French oil and gas giant Total recently launched €60 million project to capture carbon from a gas-fired power plant near Pau in southwest France, treat it and transport it 30 kms along an existing gas line to a depleted gas reservoir in the Lacq field, one of France’s major natural gas sources. Here, the CO2 will be compressed and injected 4,500 m into the ground.
It is one of the first pilots of its kind in the world in that it tests the entire process of CO2 capture and storage from start to finish. Total has been careful to include a wide-ranging stakeholder consultation process to address concerns raised by environmental NGOs about long-term hazards posed by underground storage of CO2.

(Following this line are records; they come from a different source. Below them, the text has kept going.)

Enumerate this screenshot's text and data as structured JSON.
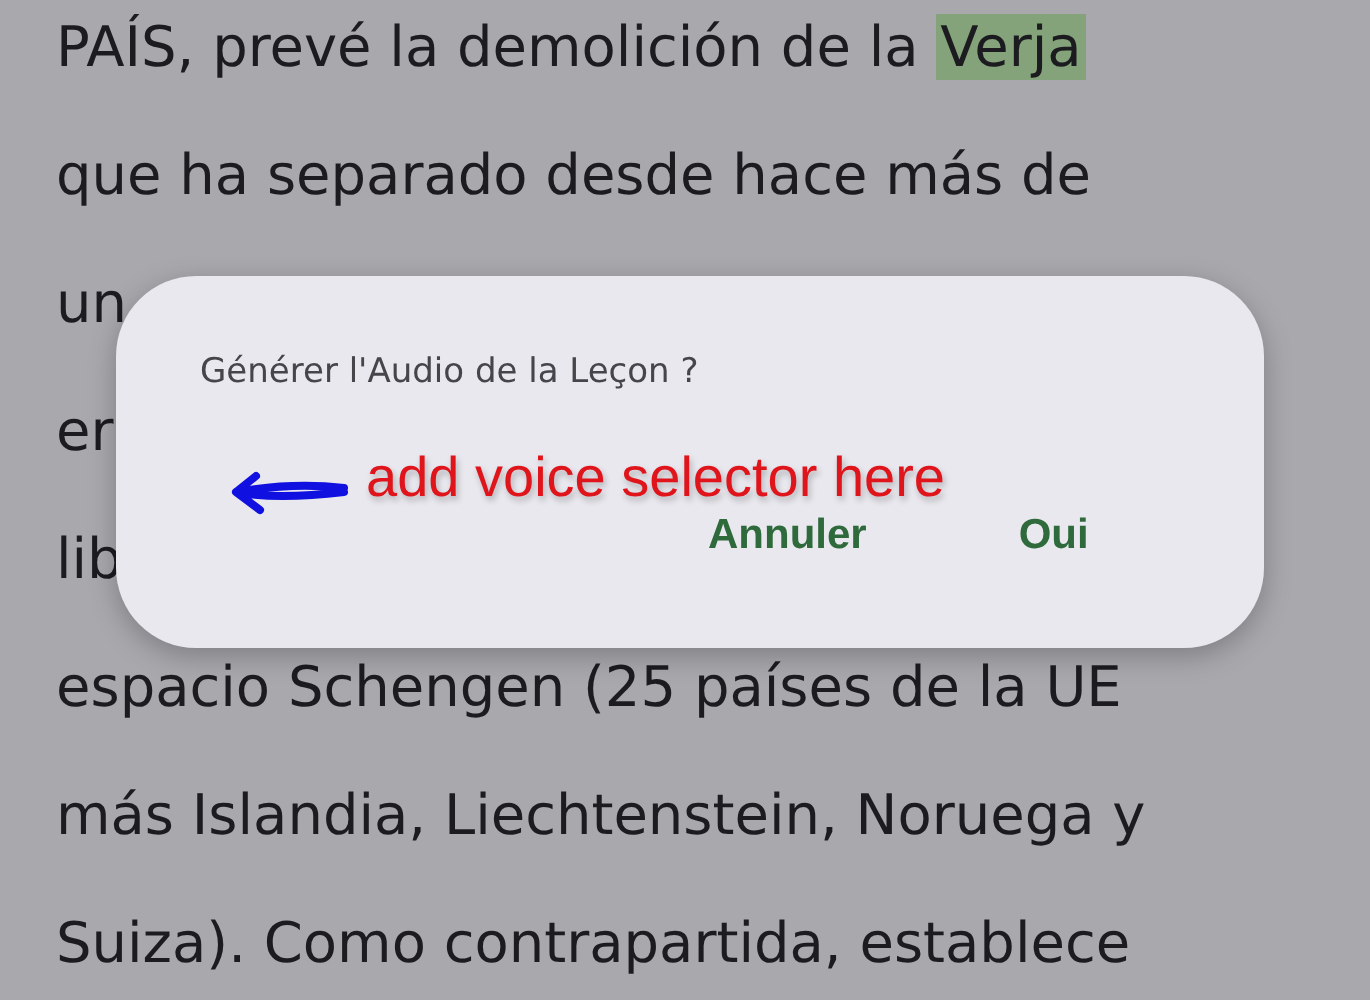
{
  "lesson_text": [
    {
      "segments": [
        {
          "text": "PAÍS, prevé la demolición de la ",
          "highlighted": false
        },
        {
          "text": "Verja",
          "highlighted": true
        }
      ]
    },
    {
      "segments": [
        {
          "text": "que ha separado desde hace más de",
          "highlighted": false
        }
      ]
    },
    {
      "segments": [
        {
          "text": "un",
          "highlighted": false
        }
      ]
    },
    {
      "segments": [
        {
          "text": "er",
          "highlighted": false
        }
      ]
    },
    {
      "segments": [
        {
          "text": "lib",
          "highlighted": false
        }
      ]
    },
    {
      "segments": [
        {
          "text": "espacio Schengen (25 países de la UE",
          "highlighted": false
        }
      ]
    },
    {
      "segments": [
        {
          "text": "más Islandia, Liechtenstein, Noruega y",
          "highlighted": false
        }
      ]
    },
    {
      "segments": [
        {
          "text": "Suiza). Como contrapartida, establece",
          "highlighted": false
        }
      ]
    }
  ],
  "dialog": {
    "title": "Générer l'Audio de la Leçon ?",
    "annotation": "add voice selector here",
    "buttons": [
      "Annuler",
      "Oui"
    ]
  }
}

CO2 must be stored safely and permanently in locations that do not allow thousands of years. The Intergovernmental Panel on Climate Change (IPCC)’s Special Report on Carbon Dioxide Capture and Storage states that “if continuous leakage of CO2 occurs, it could at least in part , offset the benefits of CCS for mitigating climate change.” Possible risk to biodiversity and waterways are as yet poorly understood. A sudden, large-scale escape of CO2 could have severe consequences for humans, plants and animals